Terry Miles’ Rabbits (2021) is definitely my kind of book: a fast-paced, inventive adventure full of secret realities and conspiratorial layers, hinting at weird machinations under the surface of our mundane world. It stars K, a self-professed expert on Rabbits, an augmented reality game so cryptic and elusive that he can’t even be certain he’s playing it until the competition is deeply underway. When K is approached by the infamous Alan Scarpio, a rich businessman who won a previous iteration of Rabbits, his obsessive fascination with the game escalates into a mindbending, reality-warping adventure.

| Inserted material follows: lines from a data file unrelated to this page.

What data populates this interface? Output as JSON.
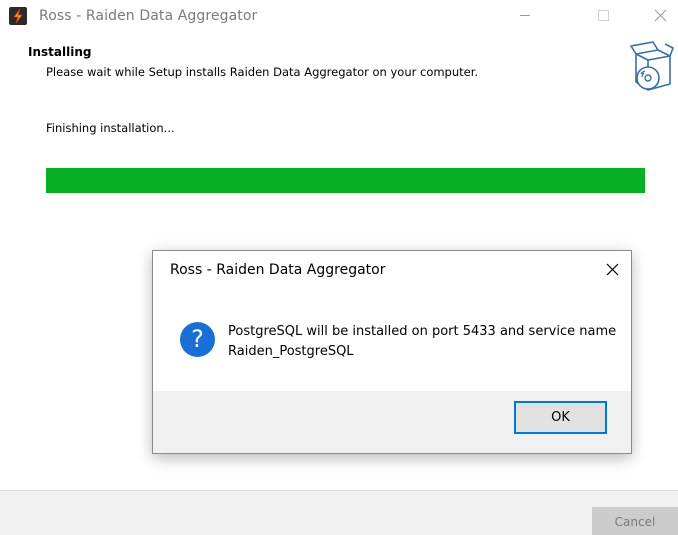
{
  "window": {
    "title": "Ross - Raiden Data Aggregator",
    "icons": {
      "app": "lightning-app-icon",
      "minimize": "minimize-icon",
      "maximize": "maximize-icon",
      "close": "close-icon"
    }
  },
  "header": {
    "title": "Installing",
    "subtitle": "Please wait while Setup installs Raiden Data Aggregator on your computer.",
    "icon": "install-box-disc-icon"
  },
  "install": {
    "status_text": "Finishing installation...",
    "progress": 1.0,
    "progress_color": "#06b025"
  },
  "footer": {
    "cancel_label": "Cancel"
  },
  "dialog": {
    "title": "Ross - Raiden Data Aggregator",
    "icon_glyph": "?",
    "icon": "question-icon",
    "message_line1": "PostgreSQL will be installed on port 5433 and service name",
    "message_line2": "Raiden_PostgreSQL",
    "ok_label": "OK",
    "accent_color": "#0078d7"
  }
}
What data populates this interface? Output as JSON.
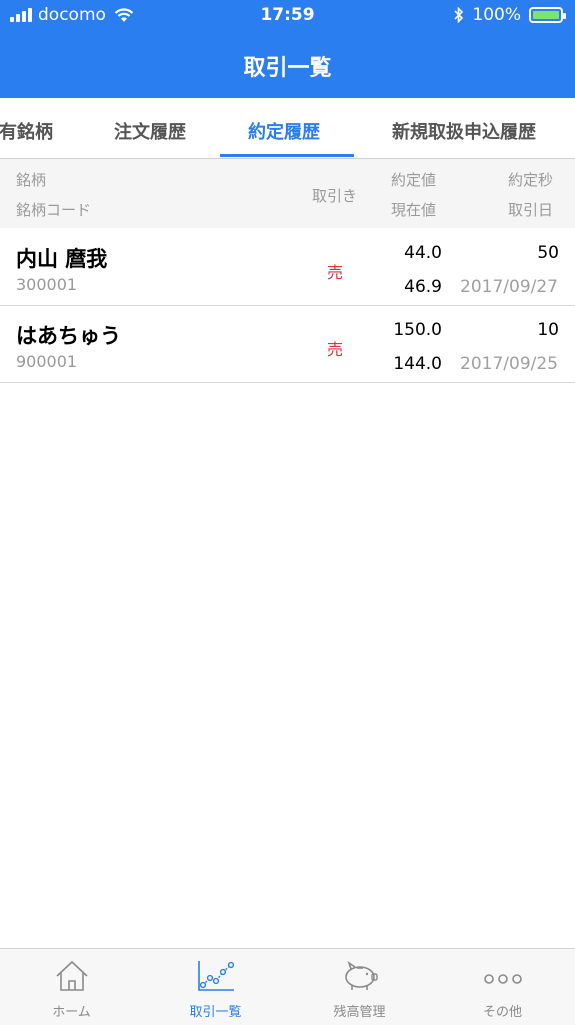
{
  "status": {
    "carrier": "docomo",
    "time": "17:59",
    "battery": "100%"
  },
  "nav": {
    "title": "取引一覧"
  },
  "tabs": [
    {
      "label": "有銘柄"
    },
    {
      "label": "注文履歴"
    },
    {
      "label": "約定履歴"
    },
    {
      "label": "新規取扱申込履歴"
    }
  ],
  "header": {
    "stock": "銘柄",
    "stock_code": "銘柄コード",
    "trade": "取引き",
    "exec_price": "約定値",
    "current_price": "現在値",
    "exec_qty": "約定秒",
    "trade_date": "取引日"
  },
  "rows": [
    {
      "name": "内山 麿我",
      "code": "300001",
      "side": "売",
      "exec_price": "44.0",
      "current_price": "46.9",
      "qty": "50",
      "date": "2017/09/27"
    },
    {
      "name": "はあちゅう",
      "code": "900001",
      "side": "売",
      "exec_price": "150.0",
      "current_price": "144.0",
      "qty": "10",
      "date": "2017/09/25"
    }
  ],
  "tabbar": [
    {
      "label": "ホーム",
      "icon": "home-icon"
    },
    {
      "label": "取引一覧",
      "icon": "chart-icon"
    },
    {
      "label": "残高管理",
      "icon": "piggy-bank-icon"
    },
    {
      "label": "その他",
      "icon": "more-icon"
    }
  ],
  "colors": {
    "accent": "#2a7ef0",
    "sell": "#e0333a"
  }
}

Rabbits is delightful in its details. As K and his close friend (and secret crush) Chloe work together to uncover the clues and identify the mysterious patterns of the game, it advances quickly from an exciting hypothetical exercise to a perilous, life-altering experience. Miles clearly possesses an intimacy and passion for gaming, and deploys it effusively over the rainy Seattle backdrop of the novel. Structurally, I was less impressed; a certain amount of surreal incoherence is to be expected (and even welcomed) in this kind of spec-fic mystery box, but I was hoping the scattered plot threads would ultimately come together more intricately in an inevitable-feeling reveal. Alas, the book is only semi-successful in its resolution, but the characters are likable and there’s breezy confidence to the writing that kept the journey entertaining.